McMullen: Did Doug Pederson Really Downplay Carson Wentz?
PHILADELPHIA (973espn.com) — Perhaps my favorite piece of football wisdom comes from Tom Moore, the now 78-year-old assistant head coach under Bruce Arians with the Arizona Cardinals.
Once upon a time, Moore was the offensive coordinator in Indianapolis when Peyton Manning was winning games at a historic pace and he was asked why the backup quarterbacks didn't get more repetitions in practice just in case.
"If [No.] 18 goes down [Manning] we are f@#$ked," the gruff veteran coach answered in a not-safe-for-work kind of way, "and we don't practice f@#$ed."
If you watched Green Bay on "Monday Night Football" you kind of get what Moore was trying to say: if you lose a superstar quarterback in the NFL, there isn't all that much you can do.
Doug Pederson, on the other hand, spent part of his Monday afternoon press conference explaining that the 8-1 Eagles are far more than their superstar signal caller, Carson Wentz.
It's not that the Eagles coach doesn't understand who is the most important player on his football team but he also wants to ease up on the expectations of what is still a second-year player with just 25 NFL starts under his belt.
The midseason NFL MVP, Wentz has taken off in his sophomore campaign, fast-forwarding a narrative that projected him as a future superstar. Forget the future part, Wentz has already arrived as perhaps the NFL's most dynamic player now that Aaron Rodgers has been sidelined with a broken collarbone.
From a national perspective, Wentz is the face of the Eagles but he is not the only one who has helped turn this team from a 7-9 afterthought into a legitimate Super Bowl contender and Pederson took the opportunity to explain that when asked about his quarterback epitomizing the team's unselfishness this season.

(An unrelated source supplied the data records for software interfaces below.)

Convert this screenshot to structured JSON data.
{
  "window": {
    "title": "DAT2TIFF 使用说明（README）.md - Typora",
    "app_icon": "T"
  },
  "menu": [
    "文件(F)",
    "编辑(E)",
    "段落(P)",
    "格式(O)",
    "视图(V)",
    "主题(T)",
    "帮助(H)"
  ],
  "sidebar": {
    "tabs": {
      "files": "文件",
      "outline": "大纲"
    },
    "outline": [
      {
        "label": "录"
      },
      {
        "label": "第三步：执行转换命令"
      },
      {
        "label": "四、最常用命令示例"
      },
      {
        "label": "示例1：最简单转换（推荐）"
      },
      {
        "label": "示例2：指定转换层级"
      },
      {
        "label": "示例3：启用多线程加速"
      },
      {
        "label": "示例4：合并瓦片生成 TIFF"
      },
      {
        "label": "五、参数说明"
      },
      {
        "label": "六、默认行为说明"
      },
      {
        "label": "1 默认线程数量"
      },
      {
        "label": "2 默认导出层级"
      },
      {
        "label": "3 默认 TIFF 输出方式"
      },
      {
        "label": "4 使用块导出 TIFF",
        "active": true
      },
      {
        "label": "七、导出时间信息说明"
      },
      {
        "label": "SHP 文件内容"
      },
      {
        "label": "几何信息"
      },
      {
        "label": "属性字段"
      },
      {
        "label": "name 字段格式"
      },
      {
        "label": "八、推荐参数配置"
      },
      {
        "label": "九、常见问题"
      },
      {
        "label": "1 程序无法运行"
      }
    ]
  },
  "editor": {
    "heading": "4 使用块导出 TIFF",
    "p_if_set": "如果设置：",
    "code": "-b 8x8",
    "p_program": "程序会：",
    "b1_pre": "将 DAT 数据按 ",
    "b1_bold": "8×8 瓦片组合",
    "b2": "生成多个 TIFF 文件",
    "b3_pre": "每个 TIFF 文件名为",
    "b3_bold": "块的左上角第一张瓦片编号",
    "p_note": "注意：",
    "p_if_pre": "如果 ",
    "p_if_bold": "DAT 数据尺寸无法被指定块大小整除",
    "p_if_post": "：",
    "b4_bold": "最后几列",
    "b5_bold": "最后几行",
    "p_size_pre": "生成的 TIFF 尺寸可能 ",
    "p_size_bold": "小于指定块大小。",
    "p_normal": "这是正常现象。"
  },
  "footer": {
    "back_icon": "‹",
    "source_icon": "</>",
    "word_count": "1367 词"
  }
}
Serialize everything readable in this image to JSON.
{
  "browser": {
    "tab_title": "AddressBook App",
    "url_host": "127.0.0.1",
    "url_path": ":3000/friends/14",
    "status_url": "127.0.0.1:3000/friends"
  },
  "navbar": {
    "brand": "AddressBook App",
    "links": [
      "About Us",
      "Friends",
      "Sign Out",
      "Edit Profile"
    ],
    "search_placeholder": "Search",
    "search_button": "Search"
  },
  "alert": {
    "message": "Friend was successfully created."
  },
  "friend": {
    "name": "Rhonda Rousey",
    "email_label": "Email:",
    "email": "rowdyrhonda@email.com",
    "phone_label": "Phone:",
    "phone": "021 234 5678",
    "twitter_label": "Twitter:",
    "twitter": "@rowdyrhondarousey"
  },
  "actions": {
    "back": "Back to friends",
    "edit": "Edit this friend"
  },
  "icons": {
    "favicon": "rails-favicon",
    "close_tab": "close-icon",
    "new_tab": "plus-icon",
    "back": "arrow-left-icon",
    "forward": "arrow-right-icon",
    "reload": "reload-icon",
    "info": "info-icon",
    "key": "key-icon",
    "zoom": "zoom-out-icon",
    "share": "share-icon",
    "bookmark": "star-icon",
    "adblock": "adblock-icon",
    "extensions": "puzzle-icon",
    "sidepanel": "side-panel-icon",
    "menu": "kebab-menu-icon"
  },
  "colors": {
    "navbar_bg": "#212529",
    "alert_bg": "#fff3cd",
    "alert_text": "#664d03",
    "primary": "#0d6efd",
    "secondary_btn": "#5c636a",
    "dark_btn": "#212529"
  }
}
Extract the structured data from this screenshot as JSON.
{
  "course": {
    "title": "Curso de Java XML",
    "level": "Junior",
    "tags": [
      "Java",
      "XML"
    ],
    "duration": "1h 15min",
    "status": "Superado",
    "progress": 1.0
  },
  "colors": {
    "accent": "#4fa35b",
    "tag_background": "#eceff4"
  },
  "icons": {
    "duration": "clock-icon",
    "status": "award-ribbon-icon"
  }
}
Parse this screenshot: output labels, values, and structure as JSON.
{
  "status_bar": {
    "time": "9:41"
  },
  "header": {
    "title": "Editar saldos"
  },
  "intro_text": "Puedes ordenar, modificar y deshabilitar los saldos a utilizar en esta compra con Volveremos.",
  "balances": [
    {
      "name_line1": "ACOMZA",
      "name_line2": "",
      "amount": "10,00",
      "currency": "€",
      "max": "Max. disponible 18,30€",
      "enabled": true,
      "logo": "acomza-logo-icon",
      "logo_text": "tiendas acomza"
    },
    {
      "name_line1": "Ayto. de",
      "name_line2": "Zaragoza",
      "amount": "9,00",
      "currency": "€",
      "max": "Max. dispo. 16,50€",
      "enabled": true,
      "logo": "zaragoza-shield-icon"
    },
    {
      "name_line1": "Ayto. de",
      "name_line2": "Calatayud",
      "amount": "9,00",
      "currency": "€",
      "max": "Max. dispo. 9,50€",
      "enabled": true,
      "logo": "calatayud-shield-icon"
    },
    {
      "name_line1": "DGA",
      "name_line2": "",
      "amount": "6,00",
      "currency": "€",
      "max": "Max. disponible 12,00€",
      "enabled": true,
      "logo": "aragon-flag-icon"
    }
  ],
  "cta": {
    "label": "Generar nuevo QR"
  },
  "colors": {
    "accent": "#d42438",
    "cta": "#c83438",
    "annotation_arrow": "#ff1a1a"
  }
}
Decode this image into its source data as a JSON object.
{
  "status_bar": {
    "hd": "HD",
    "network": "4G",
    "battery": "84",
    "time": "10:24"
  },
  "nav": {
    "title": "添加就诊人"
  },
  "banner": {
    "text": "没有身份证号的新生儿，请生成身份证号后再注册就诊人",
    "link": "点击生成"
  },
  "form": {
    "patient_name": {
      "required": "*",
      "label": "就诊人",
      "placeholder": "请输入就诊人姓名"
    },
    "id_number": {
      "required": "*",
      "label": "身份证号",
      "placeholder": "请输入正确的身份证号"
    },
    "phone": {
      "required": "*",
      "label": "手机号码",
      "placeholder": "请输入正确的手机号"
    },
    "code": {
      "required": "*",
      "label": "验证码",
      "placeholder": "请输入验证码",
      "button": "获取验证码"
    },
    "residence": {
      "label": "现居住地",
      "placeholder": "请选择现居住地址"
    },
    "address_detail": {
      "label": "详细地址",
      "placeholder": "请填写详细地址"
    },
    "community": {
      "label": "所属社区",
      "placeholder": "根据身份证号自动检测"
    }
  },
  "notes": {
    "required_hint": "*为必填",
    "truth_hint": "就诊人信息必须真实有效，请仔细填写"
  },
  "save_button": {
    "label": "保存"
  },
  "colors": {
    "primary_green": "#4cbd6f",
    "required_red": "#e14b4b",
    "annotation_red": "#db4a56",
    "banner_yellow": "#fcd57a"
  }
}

“There’s a lot of guys that way that are unselfish, disciplined ballplayers, in the way they prepare and study,” the coach explained. “I think with Carson leading the offense and kind of being the face right now and getting the accolades, he is the most humble guy you will come across. But he understands that this is a team game."
Whether it's Malcolm Jenkins and Brandon Graham on defense, Lane Johnson and Jason Kelce on the offensive line and even injured leaders like Jason Peters, Darren Sproles and Chris Maragos, so many have contributed to Philadelphia's meteoric rise.
That said they all fall in line behind Wentz, a natural leader who doesn't seem to be affected by the outside noise that can often envelop an athlete in the city.
"Everything he is getting, he deserves, for the way he prepares and studies," Pederson said. "But I think there’s a lot of guys who do the same thing. They may get overlooked, but they prepare to the best of their abilities.”
While some may raise an eyebrow at Pederson playing down Wentz's impact on this team, the second-year coach has been a master at managing the personalities in his locker room.
In this instance, it was simply an effort to insulate Wentz from the enormous pressure put on star quarterbacks in this league.
In a short-attention-span culture built on headlines designed to generate clicks, it's always about Wentz versus Dak Prescott not the Eagles against the Dallas Cowboys.
“Listen, I don’t like to put it all on one guy,” Pederson said. “I think [Wentz] is a part of the standard. But it is not, ‘Carson, you set it, and I’ll follow your lead,’ even though he is playing extremely well.”
Pederson has done a wonderful job building up a team atmosphere and he's intent on having 53 players moving in one direction to accomplish "something special," not 52 following one.
“You’ve got to look at our defense, too, and the way they’ve studied, and the way they understand our defense,” Pederson said. “Those standards are being set all over the place. Our players pride themselves on playing well each week. And if it’s Carson, if it’s Fletch (Fletcher Cox), if it’s Brandon (Graham), Malcolm (Jenkins), whoever it might be, they want to make sure that they want to do everything they can to win that next game.”
Wentz is the most important player on this team but he's also part of something Pederson hopes ends up with more than just an MVP award.
That said, you can cue Moore if No. 11 goes down because the Eagles are f@#$ed.
-John McMullen covers the Eagles and the NFL for 973espn.com. You can reach him at firstname.lastname@example.org or on Twitter @JFMcMullen